In June 1916, the school achieved its 10th anniversary but there were no special celebrations because of the war. There was however a special edition of the magazine, devoted in part to a record of the school’s war work, but mainly a review of the first 10 years. The record of that first ten years tells an impressive story of achievement in academic results, social service and personal development. The teachers appointed to the newly created secondary schools had been women of wide experience and advanced ideas about the part schools should play in the education of girls. Their dedication and the talents and determination of the pupils themselves were bearing impressive fruit. The News of Old Girls in 1916 includes university graduates and students, teachers and trainee teachers, nurses, civil servants and employees in banking, insurance and business. In 1916, neither they nor their teachers were yet entitled to vote but in later years an early pupil was to become not only an M.P. but also a Minister of the Crown.
The ending of the Great War and the return to peace seems to have brought few changes to school life though there is a long gap in the records between 1916 and the launch of a new magazine in 1924. This and subsequent magazines record that in the 1920’s examination successes continued to rise, numbers of girls went to university and in 1924 a pupil won one of the first State Scholarships. Clubs and societies continued to flourish. The Art Circle, founded in 1910, provided flowers for schools in less fortunate districts. The Meteorological Society made daily weather observations, even on Saturdays, and the school became an official Met. Office School Weather Station. From 1920 onwards, holiday excursions to France and Belgium were organized and led by members of staff. The strong tradition of social service was crystallized into the House system of the 1920’s. Every pupil joined a House of her choice – their role was not social or competitive, but to support a particular charity or community purpose. These included the Deptford Play Centre, Dr. Barnardo’s Homes, the Woolwich Invalid Children’s Aid Association and a cot at the Elizabeth Garrett Anderson Hospital. In addition, clothing was collected for the Poor Children’s Clothing Association and blind children were taken for walks on Saturday afternoons.
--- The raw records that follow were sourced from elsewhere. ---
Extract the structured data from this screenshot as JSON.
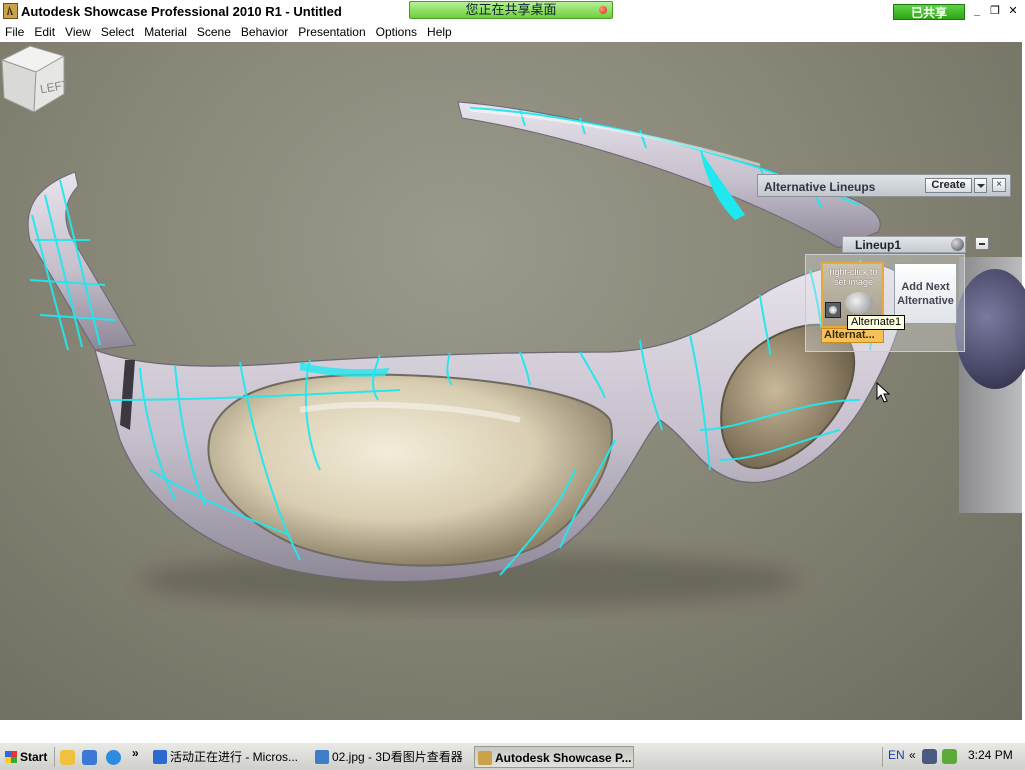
{
  "window": {
    "title": "Autodesk Showcase Professional 2010 R1 - Untitled",
    "share_banner": "您正在共享桌面",
    "shared_badge": "已共享",
    "min": "_",
    "restore": "❐",
    "close": "✕"
  },
  "menu": [
    "File",
    "Edit",
    "View",
    "Select",
    "Material",
    "Scene",
    "Behavior",
    "Presentation",
    "Options",
    "Help"
  ],
  "viewcube": {
    "face_label": "LEFT"
  },
  "lineups_panel": {
    "title": "Alternative Lineups",
    "create_label": "Create",
    "close_label": "×",
    "lineup_name": "Lineup1",
    "alternative": {
      "hint": "right-click to set image",
      "label": "Alternat...",
      "tooltip": "Alternate1"
    },
    "add_next_label": "Add Next Alternative"
  },
  "taskbar": {
    "start_label": "Start",
    "chevron": "»",
    "tasks": [
      {
        "label": "活动正在进行 - Micros...",
        "color": "#2a6bd1"
      },
      {
        "label": "02.jpg - 3D看图片查看器",
        "color": "#3d7fc7"
      },
      {
        "label": "Autodesk Showcase P...",
        "color": "#c9a24a"
      }
    ],
    "lang": "EN",
    "tray_chevron": "«",
    "clock": "3:24 PM"
  }
}
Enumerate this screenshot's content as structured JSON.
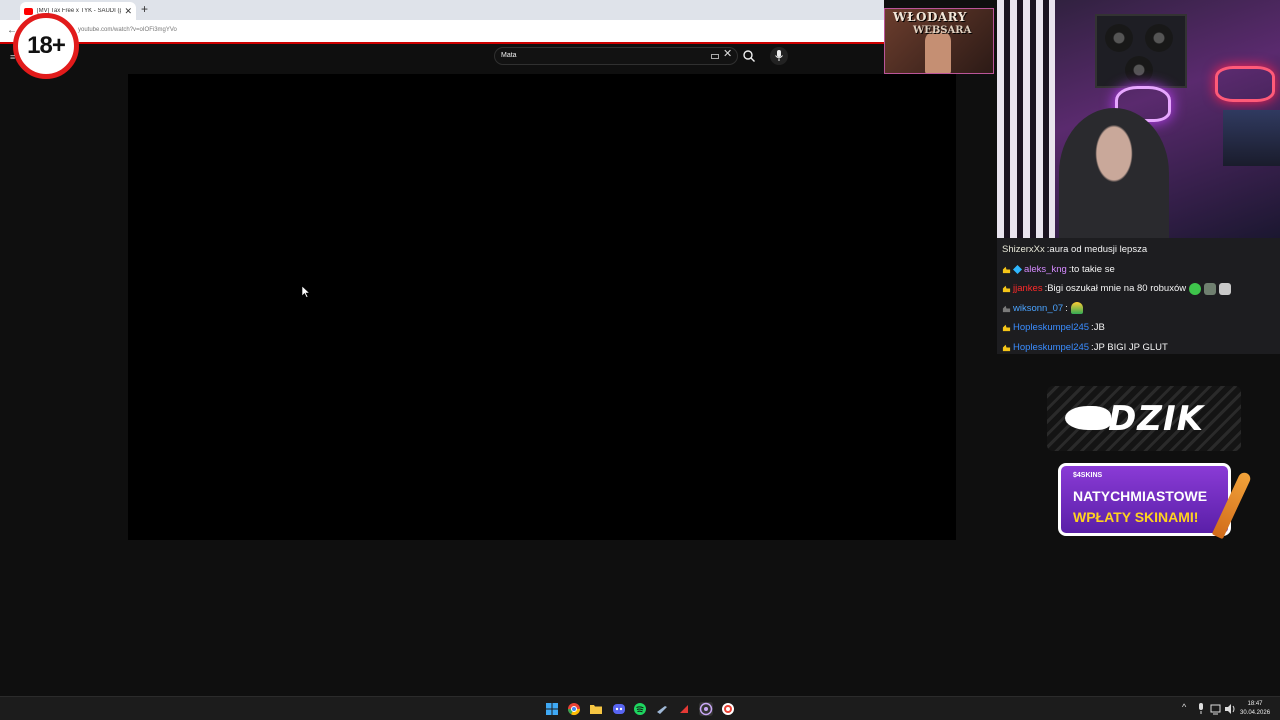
{
  "browser": {
    "tab_title": "[MV] Tax Free x TYK - SAUDI (p",
    "tab_close": "✕",
    "new_tab": "+",
    "back": "←",
    "url": "youtube.com/watch?v=oIOFi3mgYVo"
  },
  "age_badge": "18+",
  "youtube": {
    "menu": "≡",
    "search_value": "Mata",
    "clear": "✕"
  },
  "overlay_banner": {
    "line1": "WŁODARY",
    "line2": "WEBSARA"
  },
  "chat": {
    "messages": [
      {
        "user": "ShizerxXx",
        "sep": ":",
        "text": " aura od medusji lepsza",
        "user_color": "#e8e8d8",
        "badges": 0
      },
      {
        "user": "aleks_kng",
        "sep": ":",
        "text": " to takie se",
        "user_color": "#d58bff",
        "badges": 2
      },
      {
        "user": "jjankes",
        "sep": ":",
        "text": " Bigi oszukał mnie na 80 robuxów",
        "user_color": "#ff2a2a",
        "badges": 1
      },
      {
        "user": "wiksonn_07",
        "sep": ":",
        "text": "",
        "user_color": "#4aa3ff",
        "badges": 1
      },
      {
        "user": "Hopleskumpel245",
        "sep": ":",
        "text": " JB",
        "user_color": "#3a8dff",
        "badges": 1
      },
      {
        "user": "Hopleskumpel245",
        "sep": ":",
        "text": " JP BIGI JP GLUT",
        "user_color": "#3a8dff",
        "badges": 1
      }
    ]
  },
  "sponsors": {
    "dzik": "DZIK",
    "skins_logo": "$4SKINS",
    "skins_line1": "NATYCHMIASTOWE",
    "skins_line2": "WPŁATY SKINAMI!"
  },
  "taskbar": {
    "tray_up": "^",
    "time": "18:47",
    "date": "30.04.2026"
  },
  "colors": {
    "youtube_bg": "#0f0f0f",
    "accent_red": "#e21b1b",
    "skins_purple": "#7a2fc8"
  }
}
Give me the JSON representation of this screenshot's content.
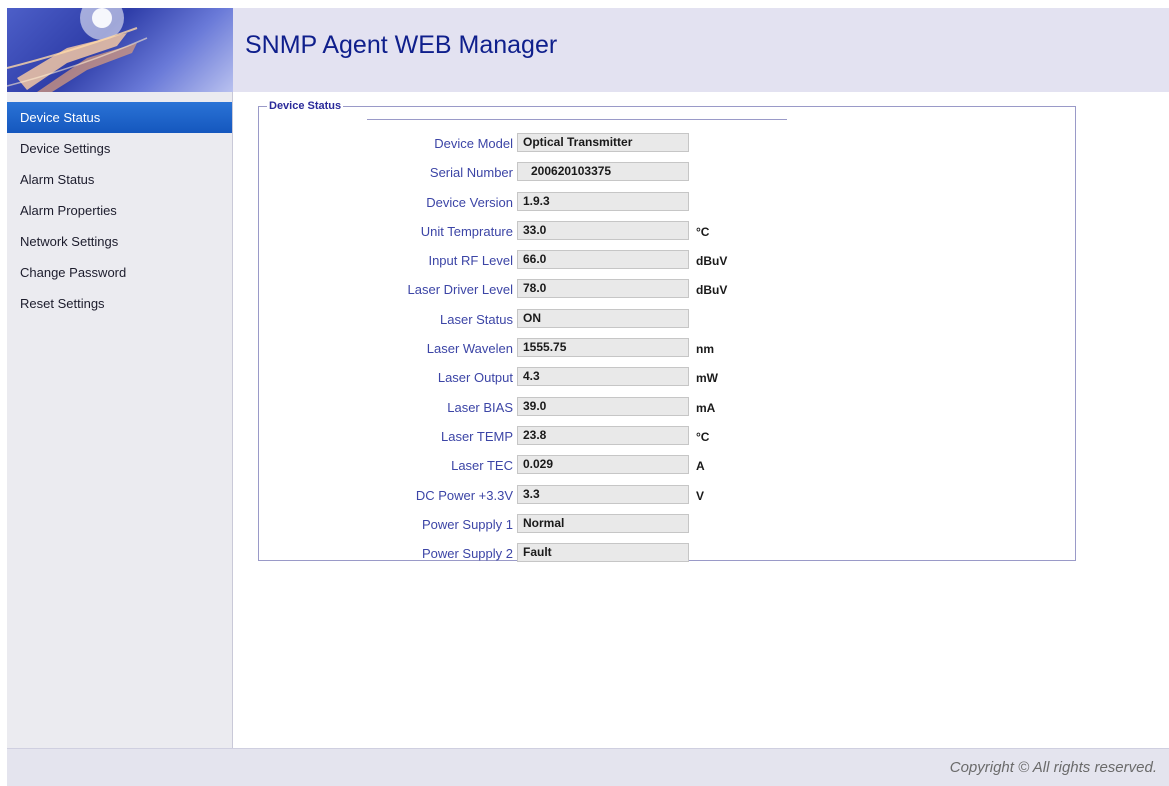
{
  "header": {
    "title": "SNMP Agent WEB Manager"
  },
  "sidebar": {
    "items": [
      {
        "label": "Device Status",
        "active": true
      },
      {
        "label": "Device Settings"
      },
      {
        "label": "Alarm Status"
      },
      {
        "label": "Alarm Properties"
      },
      {
        "label": "Network Settings"
      },
      {
        "label": "Change Password"
      },
      {
        "label": "Reset Settings"
      }
    ]
  },
  "panel": {
    "legend": "Device Status",
    "rows": [
      {
        "label": "Device Model",
        "value": "Optical Transmitter",
        "unit": ""
      },
      {
        "label": "Serial Number",
        "value": "200620103375",
        "unit": ""
      },
      {
        "label": "Device Version",
        "value": "1.9.3",
        "unit": ""
      },
      {
        "label": "Unit Temprature",
        "value": "33.0",
        "unit": "°C"
      },
      {
        "label": "Input RF Level",
        "value": "66.0",
        "unit": "dBuV"
      },
      {
        "label": "Laser Driver Level",
        "value": "78.0",
        "unit": "dBuV"
      },
      {
        "label": "Laser Status",
        "value": "ON",
        "unit": ""
      },
      {
        "label": "Laser Wavelen",
        "value": "1555.75",
        "unit": "nm"
      },
      {
        "label": "Laser Output",
        "value": "4.3",
        "unit": "mW"
      },
      {
        "label": "Laser BIAS",
        "value": "39.0",
        "unit": "mA"
      },
      {
        "label": "Laser TEMP",
        "value": "23.8",
        "unit": "°C"
      },
      {
        "label": "Laser TEC",
        "value": "0.029",
        "unit": "A"
      },
      {
        "label": "DC Power +3.3V",
        "value": "3.3",
        "unit": "V"
      },
      {
        "label": "Power Supply 1",
        "value": "Normal",
        "unit": ""
      },
      {
        "label": "Power Supply 2",
        "value": "Fault",
        "unit": ""
      }
    ]
  },
  "footer": {
    "copyright": "Copyright © All rights reserved."
  },
  "colors": {
    "accent": "#1557be",
    "title": "#0f1f8c",
    "label": "#3c45a6"
  }
}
During this period, demand for places at the school rose steadily and the Deansfield buildings became increasingly inadequate for a growing and successful school. Miss Bramwell and the Governors had long been aware of the need for a new school and in 1924 were able to announce the acquisition of an attractive new site on Eltham Hill. Plans for the new school were drawn up by the L.C.C. Architects’ Department and included three laboratories, a studio, domestic science room, library, gymnasium and Assembly Hall. In September 1927 the school moved from the Deansfield site and assembled for the first time in their new building, their numbers swelled to 300 by the addition of three new first forms. The County Secondary School Eltham ceased to exist and the new Eltham Hill School came into being.